His next performance was his Apology to the Critical Reviewers; this work is not without its peculiar merit; and as it was written against a set of critics, whom the world was willing enough to blame, the Public read it with their usual indulgence. In thus performance he shewed a peculiar happiness of throwing his thoughts, if we may so express it, into poetical paragraphs; so that the sentence swells to the break or conclusion, as we find in prose.

His fame being greatly extended by these productions, his improvement in morals did not seem by any means to correspond; but while his writings amused the town, his actions in some measure disgusted it. He now quitted his wife, with whom he had cohabited for many years, and resigning his gown, and all clerical functions, commenced a complete man of the town, got drunk, frequented stews, and, giddy with false praise, thought his talents a sufficient atonement for all his follies. Some people have been unkind enough to say, that Mrs. Churchill gave the first just cause for separation, but nothing can be more false than this rumour; and we can assure the Public, that her conduct in private life, and among her acquaintances, was ever irreproachable.

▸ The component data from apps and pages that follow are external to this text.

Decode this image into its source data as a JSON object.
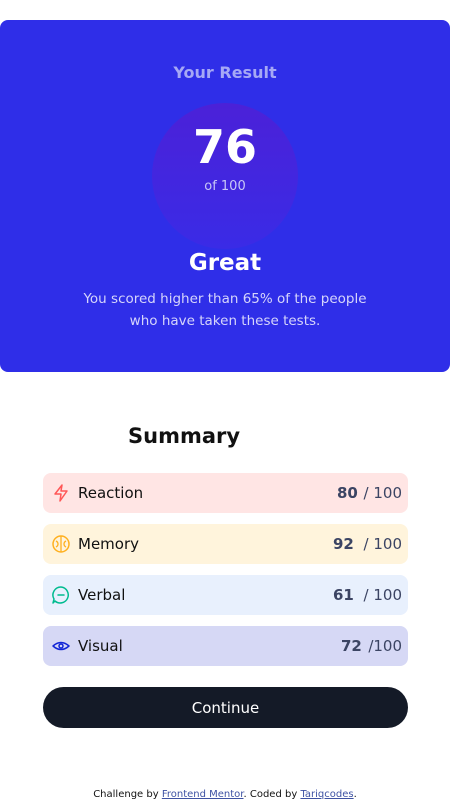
{
  "result": {
    "heading": "Your Result",
    "score": "76",
    "of_label": "of 100",
    "grade": "Great",
    "description": "You scored higher than 65% of the people who have taken these tests."
  },
  "summary": {
    "title": "Summary",
    "items": [
      {
        "label": "Reaction",
        "score": "80",
        "max": "/ 100",
        "icon": "lightning-icon",
        "bg": "#ffe5e4",
        "accent": "#ff5757"
      },
      {
        "label": "Memory",
        "score": "92",
        "max": "/ 100",
        "icon": "brain-icon",
        "bg": "#fff4dc",
        "accent": "#ffb01f"
      },
      {
        "label": "Verbal",
        "score": "61",
        "max": "/ 100",
        "icon": "chat-bubble-icon",
        "bg": "#e8f0fd",
        "accent": "#00bb8f"
      },
      {
        "label": "Visual",
        "score": "72",
        "max": "/100",
        "icon": "eye-icon",
        "bg": "#d6d8f5",
        "accent": "#1125d6"
      }
    ]
  },
  "continue_label": "Continue",
  "attribution": {
    "prefix": "Challenge by ",
    "link1": "Frontend Mentor",
    "middle": ". Coded by ",
    "link2": "Tariqcodes",
    "suffix": "."
  },
  "colors": {
    "card_bg": "#2f2ee8",
    "button_bg": "#141a27"
  }
}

In some measure to palliate the absurdities of his conduct, he now undertook a poem called Night, written upon a general subject indeed, but upon false principles; namely, that whatever our follies are, we should never undertake to conceal them. This, and Mr. Churchill's other poems, being shewn to Mr. Johnson, and his opinion being asked concerning them, he allowed them but little merit; which being told to the author, he resolved to requite this private opinion with a public one. In his next poem therefore of the Ghost, he has drawn this gentleman under the character of Pomposo; and those who disliked Mr. Johnson, allowed it to have merit. But our poet is now dead, and justice may he heard without the imputation of envy; though we entertain no small opinion of Mr. Churchill's abilities, yet they are neither of a size nor correctness to compare with those of the author of the Rambler; a work which has, in some places, enlarged the circle of moral enquiry, and fixed more precise land-marks to guide philosophy in her investigation of truth. Mr. Johnson's only reply to Mr. Churchill's abuse was, that he thought him a shallow fellow in the beginning, and that he could say nothing worse of him still.

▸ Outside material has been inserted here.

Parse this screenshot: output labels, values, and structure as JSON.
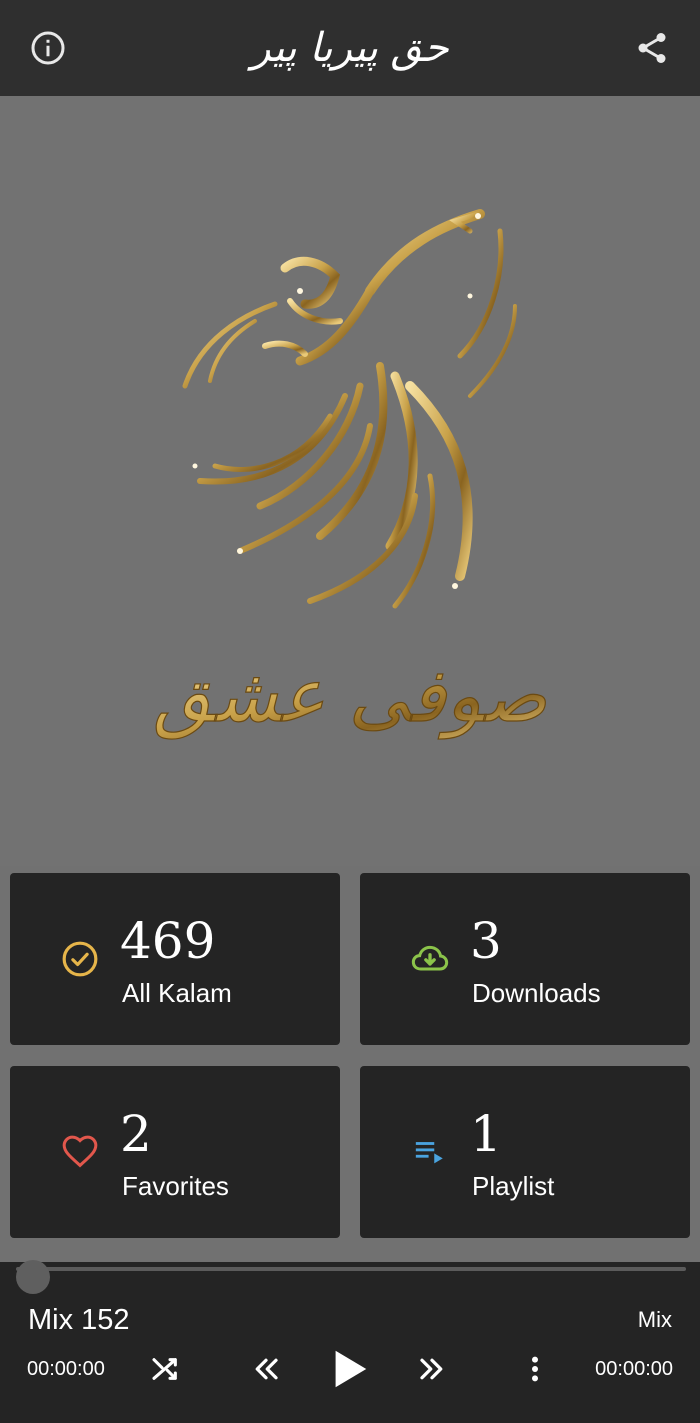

The poems of Night, and of the Ghost, had not the rapid sale the author expected; but his Prophecy of Famine soon made ample amends for the late paroxysm in his fame. Night was written upon a general subject, and for that reason no way alluring; the Ghost was written in eight syllable verse, in which kind of measure he was not very successful; but the Prophecy of Famine had all those circumstances of time, place, and party to recommend it, that the author could desire; or, let us use the words of Mr. Wilkes, who said, before its publication, that he was sure it must take, as it was at once personal, poetical, and political. It had accordingly a rapid and extensive sale; and it was often asserted by his admirers, that Mr. Churchill was a better poet than Mr. Pope. This exaggerated adulation, as it had before corrupted his morals, now began to impair his mind; several succeeding pieces were published, which being written without effort, are read without pleasure. His Gotham, Independence, The Times, seem merely to have been written by a man who desired to avail himself of the avidity of the public curiosity in his favour, and are rather aimed at the pockets than the hearts of his readers.

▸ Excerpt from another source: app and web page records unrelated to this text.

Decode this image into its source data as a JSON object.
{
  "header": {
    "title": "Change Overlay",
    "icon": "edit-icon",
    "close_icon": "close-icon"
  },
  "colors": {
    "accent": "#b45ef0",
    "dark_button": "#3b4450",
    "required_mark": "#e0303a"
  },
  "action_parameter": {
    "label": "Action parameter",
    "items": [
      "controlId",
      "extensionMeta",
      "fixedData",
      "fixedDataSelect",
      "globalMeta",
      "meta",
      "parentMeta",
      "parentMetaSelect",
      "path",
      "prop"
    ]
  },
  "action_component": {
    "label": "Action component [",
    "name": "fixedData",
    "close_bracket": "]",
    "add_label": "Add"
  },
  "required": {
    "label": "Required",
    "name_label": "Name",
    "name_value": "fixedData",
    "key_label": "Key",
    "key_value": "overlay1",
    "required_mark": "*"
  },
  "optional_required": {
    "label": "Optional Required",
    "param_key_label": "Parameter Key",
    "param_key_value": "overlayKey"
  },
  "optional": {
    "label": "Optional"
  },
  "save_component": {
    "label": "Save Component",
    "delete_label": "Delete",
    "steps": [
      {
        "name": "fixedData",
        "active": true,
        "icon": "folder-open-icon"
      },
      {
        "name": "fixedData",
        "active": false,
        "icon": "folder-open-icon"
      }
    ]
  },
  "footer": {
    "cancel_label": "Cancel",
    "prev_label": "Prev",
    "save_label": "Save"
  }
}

How shall I trace this thoughtless man thro' the latter part of his conduct; in which, leaving all the milder forms of life, he became entirely guided by his native turbulence of temper, and permitted his mind to harass his body through all the various modes of debauchery? His seducing a young lady, and after living with her in shameless adultery; is beating a man, formerly his friend, without any provocation, are well known. Yet let us not be severe in judging; happy were it for him, if ours were the only tribunal at which he was to plead for those irregularities, which his mental powers rendered but more culpable.